But most the people I know who profess English love it. LOVE IT, in the geekiest and most sincere of ways, and have never really lost whatever it was that made them the kind of kids who stayed up under the covers all night with a book and a flashlight. They're savvy and professional and hard-hitting scholars, but they still have that childish feeling of delight and wonder at the things they read and teach.
This is true whether or not they have political commitments to their research, although Benton appears to assume that merely having these commitments--or indeed a specific theoretical orientation--is what prevents one from loving literature. Now, I myself am completely unchurched when it comes to theory (never been taught it, never been expected to know it), and it would be pretty hard for my political beliefs to have much bearing on my scholarship even if I wanted them to, but I can't imagine objecting to the simple fact that some people have political commitments that are entwined with their scholarship.
Certainly, there are people who are more interested in the politics than in the literature and who let their agendas ride their textual analyses--but most of the people I know who have definite theoretical orientations are superb thinkers who came to their particular framework because they found it to be illuminating and liberating. I blogged last summer about reading Judith Butler for the first time (as I then was) and about how astonished I was (coming to her, perhaps, with some of THB's prejudices) to find her work so moving and so obviously passionately felt. But then, that's what good scholars do: they translate their passions and their enthusiasms into commentary, criticism, and teaching. They love what they do, and they take literature seriously and they take literature personally.
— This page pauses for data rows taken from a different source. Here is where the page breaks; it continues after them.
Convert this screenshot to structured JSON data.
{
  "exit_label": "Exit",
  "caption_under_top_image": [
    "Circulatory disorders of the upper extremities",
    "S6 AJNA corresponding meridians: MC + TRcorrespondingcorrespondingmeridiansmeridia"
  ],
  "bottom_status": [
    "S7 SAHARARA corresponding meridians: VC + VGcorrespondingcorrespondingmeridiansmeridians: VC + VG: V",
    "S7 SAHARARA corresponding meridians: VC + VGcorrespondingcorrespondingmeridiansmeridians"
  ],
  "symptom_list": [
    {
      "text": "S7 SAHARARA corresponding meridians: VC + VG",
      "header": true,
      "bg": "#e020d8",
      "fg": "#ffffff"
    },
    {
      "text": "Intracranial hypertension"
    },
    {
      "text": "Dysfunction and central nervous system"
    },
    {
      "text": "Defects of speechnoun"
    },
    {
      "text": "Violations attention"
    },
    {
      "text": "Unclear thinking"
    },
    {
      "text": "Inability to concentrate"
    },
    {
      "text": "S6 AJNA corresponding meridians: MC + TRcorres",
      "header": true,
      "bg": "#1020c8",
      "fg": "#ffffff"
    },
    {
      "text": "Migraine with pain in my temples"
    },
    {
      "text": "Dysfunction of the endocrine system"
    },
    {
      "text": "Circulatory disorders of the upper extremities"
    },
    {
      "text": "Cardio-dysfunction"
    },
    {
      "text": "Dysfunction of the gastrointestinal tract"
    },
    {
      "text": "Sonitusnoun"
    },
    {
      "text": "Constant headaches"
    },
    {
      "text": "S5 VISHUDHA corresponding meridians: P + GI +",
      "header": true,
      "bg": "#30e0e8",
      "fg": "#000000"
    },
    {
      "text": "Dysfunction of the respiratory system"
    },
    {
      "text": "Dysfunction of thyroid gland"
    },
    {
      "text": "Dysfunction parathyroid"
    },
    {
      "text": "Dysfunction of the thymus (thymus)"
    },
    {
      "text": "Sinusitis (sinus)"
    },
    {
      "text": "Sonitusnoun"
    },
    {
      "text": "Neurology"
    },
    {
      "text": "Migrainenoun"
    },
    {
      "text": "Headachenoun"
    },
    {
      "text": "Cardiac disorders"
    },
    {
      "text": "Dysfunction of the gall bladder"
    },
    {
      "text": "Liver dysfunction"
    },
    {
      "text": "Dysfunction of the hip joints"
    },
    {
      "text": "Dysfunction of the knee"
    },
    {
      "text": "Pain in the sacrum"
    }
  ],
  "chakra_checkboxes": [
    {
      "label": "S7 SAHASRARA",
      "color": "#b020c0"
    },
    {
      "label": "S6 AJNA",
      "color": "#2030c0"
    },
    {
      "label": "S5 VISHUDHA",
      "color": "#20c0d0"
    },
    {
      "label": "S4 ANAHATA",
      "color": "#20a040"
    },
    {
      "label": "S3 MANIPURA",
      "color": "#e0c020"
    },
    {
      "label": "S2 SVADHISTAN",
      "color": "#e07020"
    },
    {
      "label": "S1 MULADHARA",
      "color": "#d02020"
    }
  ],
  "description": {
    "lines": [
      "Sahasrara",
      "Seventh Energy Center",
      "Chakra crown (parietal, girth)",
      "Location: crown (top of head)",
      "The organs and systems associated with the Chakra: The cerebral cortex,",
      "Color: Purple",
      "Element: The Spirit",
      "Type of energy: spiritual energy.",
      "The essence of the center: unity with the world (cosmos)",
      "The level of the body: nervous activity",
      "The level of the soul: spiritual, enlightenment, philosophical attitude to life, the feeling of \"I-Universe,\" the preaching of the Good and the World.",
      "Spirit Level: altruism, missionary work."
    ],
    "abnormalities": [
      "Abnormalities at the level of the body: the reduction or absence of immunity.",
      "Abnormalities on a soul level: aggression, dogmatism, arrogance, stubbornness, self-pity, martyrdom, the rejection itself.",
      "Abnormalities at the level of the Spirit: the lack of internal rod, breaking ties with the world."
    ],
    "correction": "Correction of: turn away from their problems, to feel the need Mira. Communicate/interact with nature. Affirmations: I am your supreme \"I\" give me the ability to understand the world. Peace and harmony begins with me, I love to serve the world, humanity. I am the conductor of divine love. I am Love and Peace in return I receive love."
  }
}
So I suggest this: since all Benton's evidence is anecdotal, and all mine is likewise anecdotal, let's do this officially: THB's peeps and my peeps. Right after school. By the swingsets. We'll settle this once and for all.